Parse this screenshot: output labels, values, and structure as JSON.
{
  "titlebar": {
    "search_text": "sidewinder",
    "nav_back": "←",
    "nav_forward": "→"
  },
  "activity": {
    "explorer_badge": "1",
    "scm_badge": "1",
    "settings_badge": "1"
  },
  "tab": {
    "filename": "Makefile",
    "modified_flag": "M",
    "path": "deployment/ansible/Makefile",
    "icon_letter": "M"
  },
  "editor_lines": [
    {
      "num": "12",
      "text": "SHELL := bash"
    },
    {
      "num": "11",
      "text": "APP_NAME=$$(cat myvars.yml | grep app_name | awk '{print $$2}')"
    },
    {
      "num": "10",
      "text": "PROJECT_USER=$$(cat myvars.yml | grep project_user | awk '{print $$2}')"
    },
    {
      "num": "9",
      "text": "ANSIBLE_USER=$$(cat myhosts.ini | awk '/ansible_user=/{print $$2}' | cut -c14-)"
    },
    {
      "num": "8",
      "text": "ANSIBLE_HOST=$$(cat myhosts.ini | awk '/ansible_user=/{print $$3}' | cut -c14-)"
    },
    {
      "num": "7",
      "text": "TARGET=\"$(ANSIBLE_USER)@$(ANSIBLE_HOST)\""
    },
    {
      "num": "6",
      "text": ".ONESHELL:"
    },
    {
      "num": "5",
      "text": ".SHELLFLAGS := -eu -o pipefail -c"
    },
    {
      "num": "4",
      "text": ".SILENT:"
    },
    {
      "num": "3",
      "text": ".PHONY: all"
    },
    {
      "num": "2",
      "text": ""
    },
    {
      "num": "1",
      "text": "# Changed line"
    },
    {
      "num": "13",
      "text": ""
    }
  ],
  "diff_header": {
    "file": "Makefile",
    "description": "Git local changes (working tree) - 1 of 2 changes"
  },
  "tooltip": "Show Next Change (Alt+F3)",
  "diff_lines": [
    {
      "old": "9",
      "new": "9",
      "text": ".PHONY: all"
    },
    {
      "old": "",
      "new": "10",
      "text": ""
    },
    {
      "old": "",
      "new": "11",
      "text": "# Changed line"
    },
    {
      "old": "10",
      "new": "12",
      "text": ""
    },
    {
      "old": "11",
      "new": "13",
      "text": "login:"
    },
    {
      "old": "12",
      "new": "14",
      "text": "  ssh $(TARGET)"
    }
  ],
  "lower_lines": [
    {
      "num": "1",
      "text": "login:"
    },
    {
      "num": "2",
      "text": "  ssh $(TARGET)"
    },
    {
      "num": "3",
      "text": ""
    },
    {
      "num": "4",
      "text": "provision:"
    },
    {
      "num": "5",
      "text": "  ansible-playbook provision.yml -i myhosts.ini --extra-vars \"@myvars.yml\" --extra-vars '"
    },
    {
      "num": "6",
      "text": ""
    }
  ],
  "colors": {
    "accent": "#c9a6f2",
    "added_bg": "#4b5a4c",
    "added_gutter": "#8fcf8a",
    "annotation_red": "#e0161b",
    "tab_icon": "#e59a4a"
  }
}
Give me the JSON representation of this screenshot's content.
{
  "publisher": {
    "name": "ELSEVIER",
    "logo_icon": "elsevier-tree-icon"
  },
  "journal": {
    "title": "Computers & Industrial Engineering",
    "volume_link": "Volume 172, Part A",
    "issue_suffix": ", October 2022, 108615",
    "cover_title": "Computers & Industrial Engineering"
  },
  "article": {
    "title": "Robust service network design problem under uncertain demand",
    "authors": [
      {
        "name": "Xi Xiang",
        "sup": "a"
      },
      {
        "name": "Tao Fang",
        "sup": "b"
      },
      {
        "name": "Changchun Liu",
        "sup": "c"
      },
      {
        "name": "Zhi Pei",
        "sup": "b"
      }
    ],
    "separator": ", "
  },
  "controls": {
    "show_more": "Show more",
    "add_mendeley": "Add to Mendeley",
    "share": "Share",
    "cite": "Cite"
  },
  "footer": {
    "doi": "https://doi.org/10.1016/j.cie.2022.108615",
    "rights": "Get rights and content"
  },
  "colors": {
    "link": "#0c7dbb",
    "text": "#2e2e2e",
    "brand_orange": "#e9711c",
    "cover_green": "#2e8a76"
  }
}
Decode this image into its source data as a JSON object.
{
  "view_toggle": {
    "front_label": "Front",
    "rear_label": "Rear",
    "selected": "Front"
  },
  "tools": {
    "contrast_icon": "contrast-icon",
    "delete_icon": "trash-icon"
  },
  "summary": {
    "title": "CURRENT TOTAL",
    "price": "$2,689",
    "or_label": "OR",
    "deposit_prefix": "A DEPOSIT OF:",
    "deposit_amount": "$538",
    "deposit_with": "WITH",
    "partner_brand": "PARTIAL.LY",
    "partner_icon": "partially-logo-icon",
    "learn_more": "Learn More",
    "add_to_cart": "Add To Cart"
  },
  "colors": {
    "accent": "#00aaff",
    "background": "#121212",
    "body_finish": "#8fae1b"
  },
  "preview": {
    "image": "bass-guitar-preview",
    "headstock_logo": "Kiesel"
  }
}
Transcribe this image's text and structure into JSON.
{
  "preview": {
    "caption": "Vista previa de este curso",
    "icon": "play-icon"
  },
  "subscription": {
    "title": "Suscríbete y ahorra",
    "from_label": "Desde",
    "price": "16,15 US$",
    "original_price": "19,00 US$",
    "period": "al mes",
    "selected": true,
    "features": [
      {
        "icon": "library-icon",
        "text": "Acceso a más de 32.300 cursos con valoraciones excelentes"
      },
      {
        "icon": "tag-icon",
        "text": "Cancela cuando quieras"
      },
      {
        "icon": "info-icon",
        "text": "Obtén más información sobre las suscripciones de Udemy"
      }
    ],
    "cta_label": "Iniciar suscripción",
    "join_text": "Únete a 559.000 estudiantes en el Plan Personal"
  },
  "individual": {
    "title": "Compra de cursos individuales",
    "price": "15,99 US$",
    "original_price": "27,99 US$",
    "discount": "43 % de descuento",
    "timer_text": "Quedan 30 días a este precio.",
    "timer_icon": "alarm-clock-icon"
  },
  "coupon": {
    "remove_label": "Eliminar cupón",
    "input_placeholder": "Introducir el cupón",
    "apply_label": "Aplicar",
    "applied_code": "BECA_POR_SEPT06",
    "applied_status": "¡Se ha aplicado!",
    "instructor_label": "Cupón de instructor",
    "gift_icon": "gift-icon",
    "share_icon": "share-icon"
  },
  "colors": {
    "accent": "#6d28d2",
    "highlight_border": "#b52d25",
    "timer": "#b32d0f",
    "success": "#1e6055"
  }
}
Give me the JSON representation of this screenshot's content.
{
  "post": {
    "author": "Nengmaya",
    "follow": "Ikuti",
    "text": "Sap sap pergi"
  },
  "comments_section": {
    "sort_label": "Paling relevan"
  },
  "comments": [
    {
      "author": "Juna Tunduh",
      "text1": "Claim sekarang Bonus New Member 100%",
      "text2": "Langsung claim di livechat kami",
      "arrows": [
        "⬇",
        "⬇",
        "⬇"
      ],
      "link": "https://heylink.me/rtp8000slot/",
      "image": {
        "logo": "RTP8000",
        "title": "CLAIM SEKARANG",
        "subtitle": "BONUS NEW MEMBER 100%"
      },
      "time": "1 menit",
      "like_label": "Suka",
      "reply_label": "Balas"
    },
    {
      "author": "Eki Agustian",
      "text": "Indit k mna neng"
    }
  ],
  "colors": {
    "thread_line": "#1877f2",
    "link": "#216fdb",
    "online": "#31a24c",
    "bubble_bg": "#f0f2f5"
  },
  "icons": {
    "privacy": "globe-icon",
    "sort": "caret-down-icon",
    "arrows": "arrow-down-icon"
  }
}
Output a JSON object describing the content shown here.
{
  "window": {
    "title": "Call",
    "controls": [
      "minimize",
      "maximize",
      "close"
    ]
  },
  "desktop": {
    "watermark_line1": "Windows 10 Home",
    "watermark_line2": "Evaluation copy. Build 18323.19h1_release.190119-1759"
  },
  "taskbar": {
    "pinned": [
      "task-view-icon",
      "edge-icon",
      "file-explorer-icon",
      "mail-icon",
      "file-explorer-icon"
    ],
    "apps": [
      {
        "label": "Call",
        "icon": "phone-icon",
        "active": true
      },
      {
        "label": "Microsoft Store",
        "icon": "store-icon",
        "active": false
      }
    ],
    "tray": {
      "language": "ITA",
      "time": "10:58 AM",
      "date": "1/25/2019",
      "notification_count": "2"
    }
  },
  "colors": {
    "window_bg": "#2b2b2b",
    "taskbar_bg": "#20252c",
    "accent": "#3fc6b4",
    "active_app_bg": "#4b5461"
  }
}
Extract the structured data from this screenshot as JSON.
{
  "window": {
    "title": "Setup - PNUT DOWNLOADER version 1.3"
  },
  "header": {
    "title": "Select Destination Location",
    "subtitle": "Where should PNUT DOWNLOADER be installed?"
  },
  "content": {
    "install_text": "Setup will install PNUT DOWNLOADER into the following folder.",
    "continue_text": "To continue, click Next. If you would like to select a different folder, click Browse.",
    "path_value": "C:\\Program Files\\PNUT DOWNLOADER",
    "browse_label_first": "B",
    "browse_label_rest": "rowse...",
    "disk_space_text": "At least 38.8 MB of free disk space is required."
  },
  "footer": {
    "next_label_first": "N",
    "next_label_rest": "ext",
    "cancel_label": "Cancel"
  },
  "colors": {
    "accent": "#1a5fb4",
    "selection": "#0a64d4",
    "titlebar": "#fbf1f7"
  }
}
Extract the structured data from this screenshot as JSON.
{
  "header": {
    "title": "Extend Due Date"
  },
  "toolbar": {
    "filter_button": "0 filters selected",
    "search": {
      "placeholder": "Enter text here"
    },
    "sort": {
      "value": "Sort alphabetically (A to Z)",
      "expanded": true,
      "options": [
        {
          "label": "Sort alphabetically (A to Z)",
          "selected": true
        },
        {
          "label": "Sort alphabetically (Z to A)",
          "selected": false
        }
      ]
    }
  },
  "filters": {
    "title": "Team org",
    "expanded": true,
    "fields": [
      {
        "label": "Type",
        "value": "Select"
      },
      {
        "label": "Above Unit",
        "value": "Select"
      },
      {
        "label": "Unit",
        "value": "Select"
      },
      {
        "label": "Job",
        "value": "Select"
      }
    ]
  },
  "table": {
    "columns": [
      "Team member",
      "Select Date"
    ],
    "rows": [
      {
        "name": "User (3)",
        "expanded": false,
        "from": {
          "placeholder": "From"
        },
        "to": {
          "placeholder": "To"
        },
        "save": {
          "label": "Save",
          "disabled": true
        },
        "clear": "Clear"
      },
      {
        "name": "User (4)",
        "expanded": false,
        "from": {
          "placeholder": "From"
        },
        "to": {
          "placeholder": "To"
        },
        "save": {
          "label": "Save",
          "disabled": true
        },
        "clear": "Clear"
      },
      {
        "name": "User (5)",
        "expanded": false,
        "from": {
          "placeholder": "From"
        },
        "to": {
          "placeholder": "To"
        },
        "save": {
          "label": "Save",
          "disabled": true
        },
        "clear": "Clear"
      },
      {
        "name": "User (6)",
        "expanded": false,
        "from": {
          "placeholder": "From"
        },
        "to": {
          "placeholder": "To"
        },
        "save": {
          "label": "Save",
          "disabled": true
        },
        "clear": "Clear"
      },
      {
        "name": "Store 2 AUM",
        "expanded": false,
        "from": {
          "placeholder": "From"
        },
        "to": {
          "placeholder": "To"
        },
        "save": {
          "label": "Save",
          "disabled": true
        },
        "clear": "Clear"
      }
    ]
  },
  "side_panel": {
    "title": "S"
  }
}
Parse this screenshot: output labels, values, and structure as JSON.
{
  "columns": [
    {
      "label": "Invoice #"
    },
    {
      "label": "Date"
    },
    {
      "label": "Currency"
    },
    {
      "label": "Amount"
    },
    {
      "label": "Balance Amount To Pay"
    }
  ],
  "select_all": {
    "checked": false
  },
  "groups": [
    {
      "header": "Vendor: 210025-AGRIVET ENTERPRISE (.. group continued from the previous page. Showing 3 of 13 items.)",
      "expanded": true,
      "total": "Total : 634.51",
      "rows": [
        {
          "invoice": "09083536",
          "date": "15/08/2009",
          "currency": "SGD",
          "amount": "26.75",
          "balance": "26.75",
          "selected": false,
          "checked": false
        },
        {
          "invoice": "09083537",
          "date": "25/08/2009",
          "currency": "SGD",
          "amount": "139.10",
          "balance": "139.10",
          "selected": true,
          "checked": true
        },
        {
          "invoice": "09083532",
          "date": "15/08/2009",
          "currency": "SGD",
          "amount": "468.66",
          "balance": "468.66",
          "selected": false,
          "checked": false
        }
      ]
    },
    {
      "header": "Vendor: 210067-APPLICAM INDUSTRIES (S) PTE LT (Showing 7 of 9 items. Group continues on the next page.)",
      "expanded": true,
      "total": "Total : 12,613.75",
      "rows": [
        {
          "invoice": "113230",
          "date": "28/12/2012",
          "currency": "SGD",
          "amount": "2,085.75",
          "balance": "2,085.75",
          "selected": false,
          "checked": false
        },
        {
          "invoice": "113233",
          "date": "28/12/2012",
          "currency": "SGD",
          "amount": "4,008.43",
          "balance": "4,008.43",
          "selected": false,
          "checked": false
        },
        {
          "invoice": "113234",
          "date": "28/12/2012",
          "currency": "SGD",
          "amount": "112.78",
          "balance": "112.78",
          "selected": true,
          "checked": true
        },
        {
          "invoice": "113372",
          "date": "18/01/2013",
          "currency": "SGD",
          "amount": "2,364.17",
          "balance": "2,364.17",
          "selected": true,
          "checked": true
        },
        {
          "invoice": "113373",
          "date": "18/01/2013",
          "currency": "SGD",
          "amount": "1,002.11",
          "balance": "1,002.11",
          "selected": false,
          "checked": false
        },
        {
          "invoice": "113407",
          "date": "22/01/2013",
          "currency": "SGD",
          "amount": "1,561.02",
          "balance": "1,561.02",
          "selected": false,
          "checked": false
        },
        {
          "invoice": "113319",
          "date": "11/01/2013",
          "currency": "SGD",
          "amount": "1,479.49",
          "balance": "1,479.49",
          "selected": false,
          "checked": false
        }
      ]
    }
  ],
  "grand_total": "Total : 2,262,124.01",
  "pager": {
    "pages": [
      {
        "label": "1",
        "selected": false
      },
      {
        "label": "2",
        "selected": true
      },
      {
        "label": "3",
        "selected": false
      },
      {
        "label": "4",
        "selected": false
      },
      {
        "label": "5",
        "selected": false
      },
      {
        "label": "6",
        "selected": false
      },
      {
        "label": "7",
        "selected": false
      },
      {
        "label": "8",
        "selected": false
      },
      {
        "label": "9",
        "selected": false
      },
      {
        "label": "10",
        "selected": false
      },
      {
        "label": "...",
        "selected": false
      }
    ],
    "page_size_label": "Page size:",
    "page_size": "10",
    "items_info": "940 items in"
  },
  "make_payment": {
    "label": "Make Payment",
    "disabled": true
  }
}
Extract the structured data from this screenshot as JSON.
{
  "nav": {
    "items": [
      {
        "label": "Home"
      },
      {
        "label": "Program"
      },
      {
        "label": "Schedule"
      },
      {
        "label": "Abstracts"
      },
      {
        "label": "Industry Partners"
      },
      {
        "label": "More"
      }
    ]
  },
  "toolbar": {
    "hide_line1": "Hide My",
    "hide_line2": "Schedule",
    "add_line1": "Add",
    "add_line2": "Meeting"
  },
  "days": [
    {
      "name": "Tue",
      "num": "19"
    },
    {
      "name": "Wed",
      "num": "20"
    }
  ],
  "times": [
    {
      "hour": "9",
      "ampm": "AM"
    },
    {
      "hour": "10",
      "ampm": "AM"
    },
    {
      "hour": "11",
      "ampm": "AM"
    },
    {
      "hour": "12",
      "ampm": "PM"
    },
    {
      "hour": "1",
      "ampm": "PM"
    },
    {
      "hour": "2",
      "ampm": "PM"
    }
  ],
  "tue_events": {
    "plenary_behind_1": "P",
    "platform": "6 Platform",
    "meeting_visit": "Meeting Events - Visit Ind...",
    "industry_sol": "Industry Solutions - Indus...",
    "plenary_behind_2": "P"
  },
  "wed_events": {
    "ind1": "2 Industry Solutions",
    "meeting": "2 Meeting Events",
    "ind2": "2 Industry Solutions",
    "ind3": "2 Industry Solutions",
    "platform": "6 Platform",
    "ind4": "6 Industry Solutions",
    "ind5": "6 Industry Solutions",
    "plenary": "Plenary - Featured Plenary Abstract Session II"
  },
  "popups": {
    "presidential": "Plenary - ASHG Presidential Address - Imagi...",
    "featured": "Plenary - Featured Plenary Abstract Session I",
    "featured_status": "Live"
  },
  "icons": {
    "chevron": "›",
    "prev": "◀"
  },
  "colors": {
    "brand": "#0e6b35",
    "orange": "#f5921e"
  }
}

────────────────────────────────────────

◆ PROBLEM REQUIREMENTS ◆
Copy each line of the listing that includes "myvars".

◆ RESULT OF THIS EXERCISE ◆
      "text": "APP_NAME=$$(cat myvars.yml | grep app_name | awk '{print $$2}')"
      "text": "PROJECT_USER=$$(cat myvars.yml | grep project_user | awk '{print $$2}')"
      "text": "  ansible-playbook provision.yml -i myhosts.ini --extra-vars \"@myvars.yml\" --extra-vars '"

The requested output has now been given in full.